◆ **Task objective**
Using the data below, copy each line that includes the word "icolor".

◆ **Data for this task**
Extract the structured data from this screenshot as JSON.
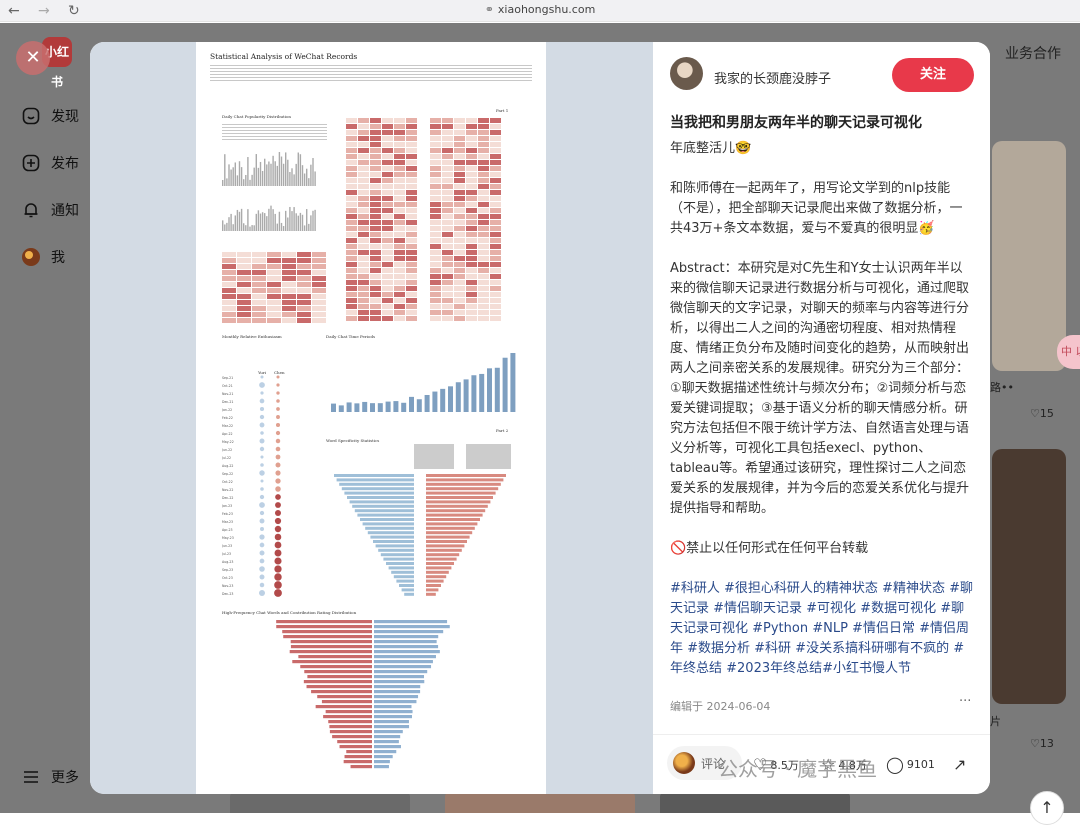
{
  "browser": {
    "url": "xiaohongshu.com"
  },
  "logo": "小红书",
  "sidebar": {
    "items": [
      {
        "label": "发现",
        "icon": "compass-icon"
      },
      {
        "label": "发布",
        "icon": "plus-square-icon"
      },
      {
        "label": "通知",
        "icon": "bell-icon"
      },
      {
        "label": "我",
        "icon": "avatar-icon"
      }
    ],
    "more": "更多"
  },
  "header": {
    "business": "业务合作"
  },
  "background": {
    "likes_a": "15",
    "likes_b": "13",
    "snippet_a": "路••",
    "snippet_b": "片"
  },
  "paper": {
    "title": "Statistical Analysis of WeChat Records",
    "part1": "Part 1",
    "part2": "Part 2",
    "sec_daily": "Daily Chat Popularity Distribution",
    "sec_monthly": "Monthly Relative Enthusiasm",
    "sec_time": "Daily Chat Time Periods",
    "sec_word": "Word Specificity Statistics",
    "sec_freq": "High-Frequency Chat Words and Contribution Rating Distribution",
    "col_a": "Yuri",
    "col_b": "Chen",
    "months": [
      "Sep-21",
      "Oct-21",
      "Nov-21",
      "Dec-21",
      "Jan-22",
      "Feb-22",
      "Mar-22",
      "Apr-22",
      "May-22",
      "Jun-22",
      "Jul-22",
      "Aug-22",
      "Sep-22",
      "Oct-22",
      "Nov-22",
      "Dec-22",
      "Jan-23",
      "Feb-23",
      "Mar-23",
      "Apr-23",
      "May-23",
      "Jun-23",
      "Jul-23",
      "Aug-23",
      "Sep-23",
      "Oct-23",
      "Nov-23",
      "Dec-23"
    ]
  },
  "author": {
    "name": "我家的长颈鹿没脖子",
    "follow": "关注"
  },
  "note": {
    "title": "当我把和男朋友两年半的聊天记录可视化",
    "intro": "年底整活儿🤓",
    "para1": "和陈师傅在一起两年了，用写论文学到的nlp技能（不是），把全部聊天记录爬出来做了数据分析，一共43万+条文本数据，爱与不爱真的很明显🥳",
    "para2": "Abstract：本研究是对C先生和Y女士认识两年半以来的微信聊天记录进行数据分析与可视化，通过爬取微信聊天的文字记录，对聊天的频率与内容等进行分析，以得出二人之间的沟通密切程度、相对热情程度、情绪正负分布及随时间变化的趋势，从而映射出两人之间亲密关系的发展规律。研究分为三个部分：①聊天数据描述性统计与频次分布；②词频分析与恋爱关键词提取；③基于语义分析的聊天情感分析。研究方法包括但不限于统计学方法、自然语言处理与语义分析等，可视化工具包括execl、python、tableau等。希望通过该研究，理性探讨二人之间恋爱关系的发展规律，并为今后的恋爱关系优化与提升提供指导和帮助。",
    "para3": "🚫禁止以任何形式在任何平台转载",
    "tags": "#科研人 #很担心科研人的精神状态 #精神状态 #聊天记录 #情侣聊天记录 #可视化 #数据可视化 #聊天记录可视化 #Python #NLP #情侣日常 #情侣周年 #数据分析 #科研 #没关系搞科研哪有不疯的 #年终总结 #2023年终总结#小红书慢人节",
    "edited": "编辑于 2024-06-04",
    "more": "···"
  },
  "footer": {
    "comment": "评论",
    "likes": "8.5万",
    "collects": "4.8万",
    "comments": "9101"
  },
  "watermark": "公众号 · 魔芋黑鱼",
  "share_tag": "中 以"
}
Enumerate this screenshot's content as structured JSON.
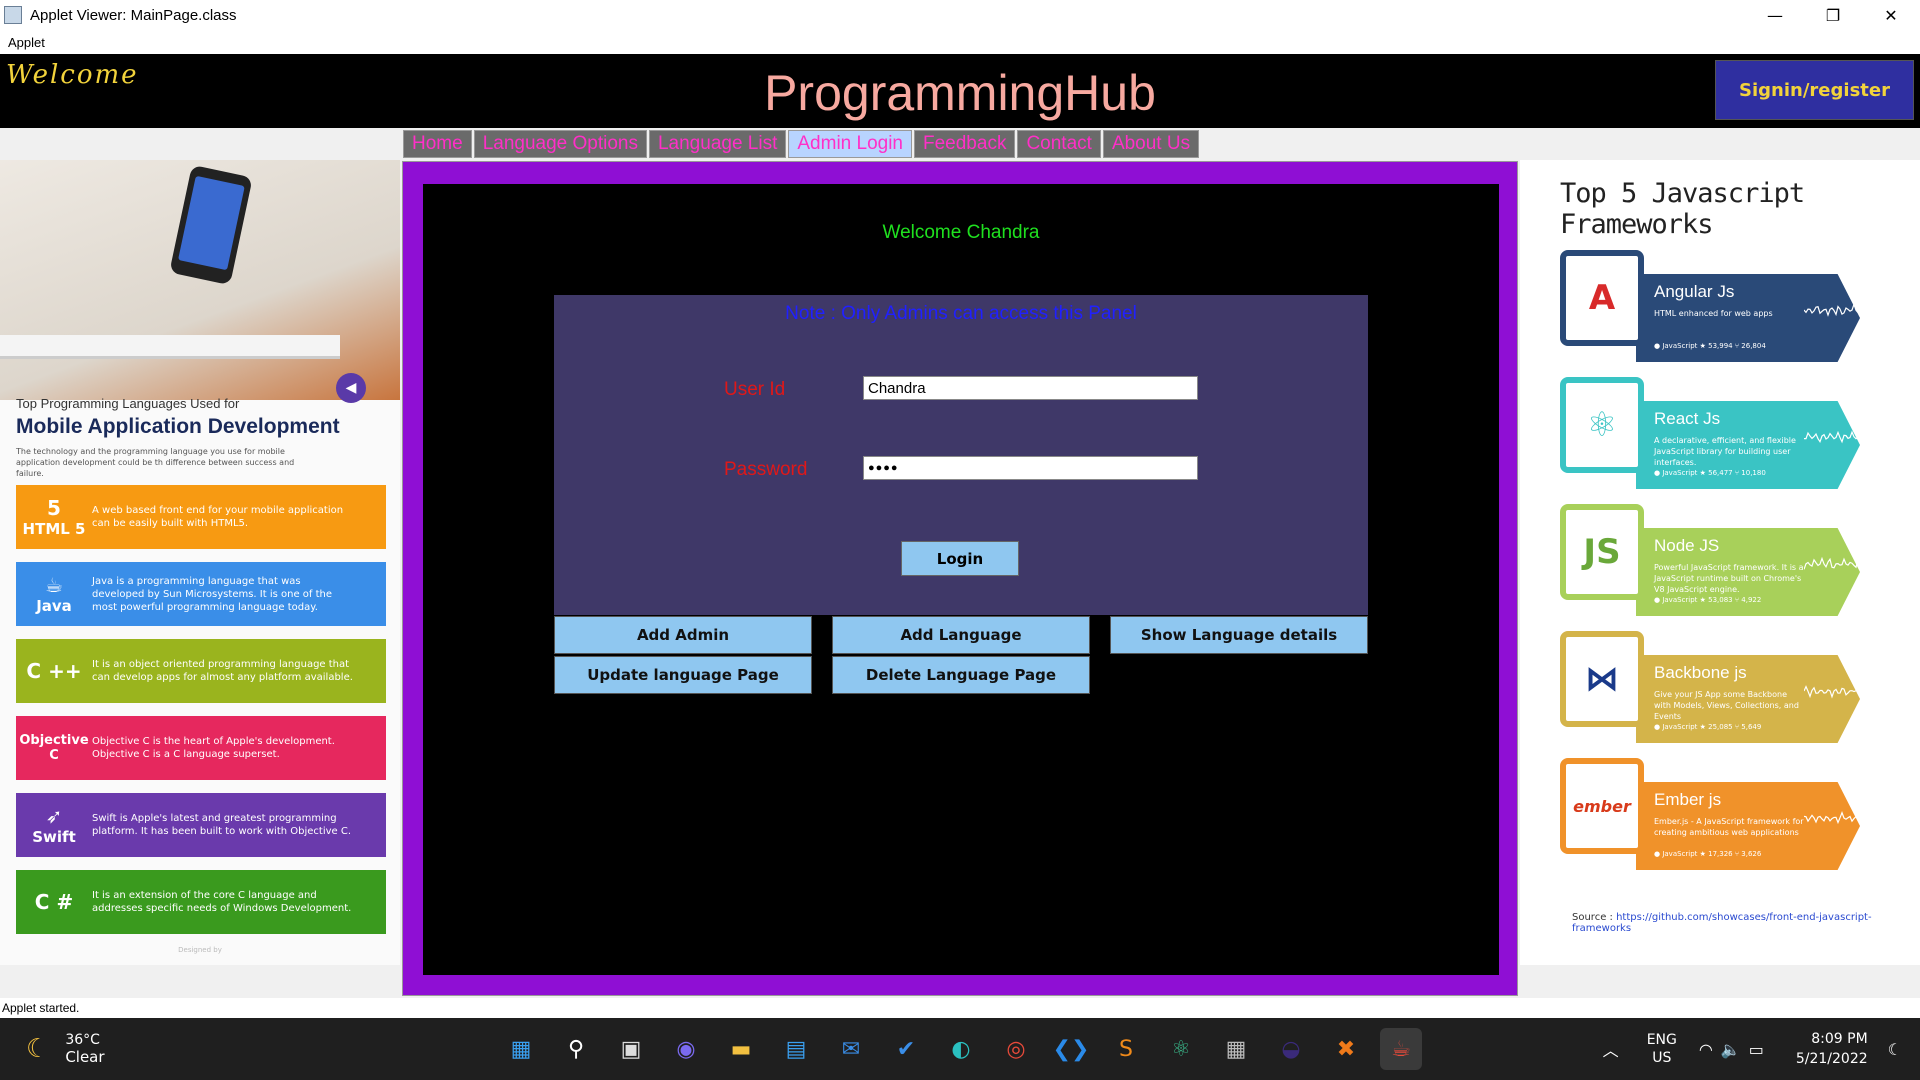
{
  "window": {
    "title": "Applet Viewer: MainPage.class",
    "menu": "Applet",
    "controls": {
      "minimize": "—",
      "restore": "❐",
      "close": "✕"
    }
  },
  "header": {
    "welcome": "Welcome",
    "brand": "ProgrammingHub",
    "signin": "Signin/register"
  },
  "tabs": [
    "Home",
    "Language Options",
    "Language List",
    "Admin Login",
    "Feedback",
    "Contact",
    "About Us"
  ],
  "active_tab": "Admin Login",
  "left_panel": {
    "subtitle": "Top Programming Languages Used for",
    "title": "Mobile Application Development",
    "description": "The technology and the programming language you use for mobile application development could be th difference between success and failure.",
    "cards": [
      {
        "name": "HTML 5",
        "icon": "html5-icon",
        "glyph": "5",
        "color": "#f79a12",
        "text": "A web based front end for your mobile application can be easily built with HTML5."
      },
      {
        "name": "Java",
        "icon": "java-icon",
        "glyph": "☕",
        "color": "#3a8ee8",
        "text": "Java is a programming language that was developed by Sun Microsystems. It is one of the most powerful programming language today."
      },
      {
        "name": "C ++",
        "icon": "cpp-icon",
        "glyph": "",
        "color": "#9ab41e",
        "text": "It is an object oriented programming language that can develop apps for almost any platform available."
      },
      {
        "name": "Objective C",
        "icon": "objc-icon",
        "glyph": "",
        "color": "#e6285e",
        "text": "Objective C is the heart of Apple's development. Objective C is a C language superset."
      },
      {
        "name": "Swift",
        "icon": "swift-icon",
        "glyph": "➶",
        "color": "#6a3aac",
        "text": "Swift is Apple's latest and greatest programming platform. It has been built to work with Objective C."
      },
      {
        "name": "C #",
        "icon": "csharp-icon",
        "glyph": "",
        "color": "#3a9a1e",
        "text": "It is an extension of the core C language and addresses specific needs of Windows Development."
      }
    ],
    "footer": "Designed by"
  },
  "admin": {
    "welcome": "Welcome Chandra",
    "note": "Note : Only Admins can access this Panel",
    "userid_label": "User Id",
    "userid_value": "Chandra",
    "password_label": "Password",
    "password_value": "●●●●",
    "login": "Login",
    "actions": [
      "Add Admin",
      "Add Language",
      "Show Language details",
      "Update language Page",
      "Delete Language Page"
    ]
  },
  "right_panel": {
    "title": "Top 5 Javascript Frameworks",
    "frameworks": [
      {
        "name": "Angular Js",
        "desc": "HTML enhanced for web apps",
        "stats": "● JavaScript   ★ 53,994   ⑂ 26,804",
        "color": "#2a4a78",
        "icon": "angular-icon",
        "glyph": "A",
        "icolor": "#d82a2a"
      },
      {
        "name": "React Js",
        "desc": "A declarative, efficient, and flexible JavaScript library for building user interfaces.",
        "stats": "● JavaScript   ★ 56,477   ⑂ 10,180",
        "color": "#3ac4c4",
        "icon": "react-icon",
        "glyph": "⚛",
        "icolor": "#3ac4c4"
      },
      {
        "name": "Node JS",
        "desc": "Powerful JavaScript framework. It is a JavaScript runtime built on Chrome's V8 JavaScript engine.",
        "stats": "● JavaScript   ★ 53,083   ⑂ 4,922",
        "color": "#a8d05a",
        "icon": "node-icon",
        "glyph": "JS",
        "icolor": "#6aa83a"
      },
      {
        "name": "Backbone js",
        "desc": "Give your JS App some Backbone with Models, Views, Collections, and Events",
        "stats": "● JavaScript   ★ 25,085   ⑂ 5,649",
        "color": "#d4b44a",
        "icon": "backbone-icon",
        "glyph": "⋈",
        "icolor": "#1a3a8a"
      },
      {
        "name": "Ember js",
        "desc": "Ember.js - A JavaScript framework for creating ambitious web applications",
        "stats": "● JavaScript   ★ 17,326   ⑂ 3,626",
        "color": "#f0922a",
        "icon": "ember-icon",
        "glyph": "ember",
        "icolor": "#d83a1a"
      }
    ],
    "source_label": "Source : ",
    "source_link": "https://github.com/showcases/front-end-javascript-frameworks"
  },
  "status": "Applet started.",
  "taskbar": {
    "temp": "36°C",
    "condition": "Clear",
    "lang1": "ENG",
    "lang2": "US",
    "time": "8:09 PM",
    "date": "5/21/2022",
    "apps": [
      {
        "icon": "windows-start-icon",
        "glyph": "▦",
        "color": "#3aa0f0"
      },
      {
        "icon": "search-icon",
        "glyph": "⚲",
        "color": "#ffffff"
      },
      {
        "icon": "task-view-icon",
        "glyph": "▣",
        "color": "#dddddd"
      },
      {
        "icon": "teams-chat-icon",
        "glyph": "◉",
        "color": "#7a6af0"
      },
      {
        "icon": "file-explorer-icon",
        "glyph": "▬",
        "color": "#f2c040"
      },
      {
        "icon": "store-icon",
        "glyph": "▤",
        "color": "#3aa0f0"
      },
      {
        "icon": "mail-icon",
        "glyph": "✉",
        "color": "#3a8ee8"
      },
      {
        "icon": "todo-icon",
        "glyph": "✔",
        "color": "#3a8ee8"
      },
      {
        "icon": "edge-icon",
        "glyph": "◐",
        "color": "#2ac0c0"
      },
      {
        "icon": "chrome-icon",
        "glyph": "◎",
        "color": "#e84a3a"
      },
      {
        "icon": "vscode-icon",
        "glyph": "❮❯",
        "color": "#2a8ae8"
      },
      {
        "icon": "sublime-icon",
        "glyph": "S",
        "color": "#f08a1a"
      },
      {
        "icon": "atom-icon",
        "glyph": "⚛",
        "color": "#3ab88a"
      },
      {
        "icon": "calculator-icon",
        "glyph": "▦",
        "color": "#bbbbbb"
      },
      {
        "icon": "eclipse-icon",
        "glyph": "◒",
        "color": "#3a2a7a"
      },
      {
        "icon": "xampp-icon",
        "glyph": "✖",
        "color": "#f07a1a"
      },
      {
        "icon": "java-icon",
        "glyph": "☕",
        "color": "#e84a3a"
      }
    ]
  }
}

◆ **Reply to the task**
        "icolor": "#d82a2a"
        "icolor": "#3ac4c4"
        "icolor": "#6aa83a"
        "icolor": "#1a3a8a"
        "icolor": "#d83a1a"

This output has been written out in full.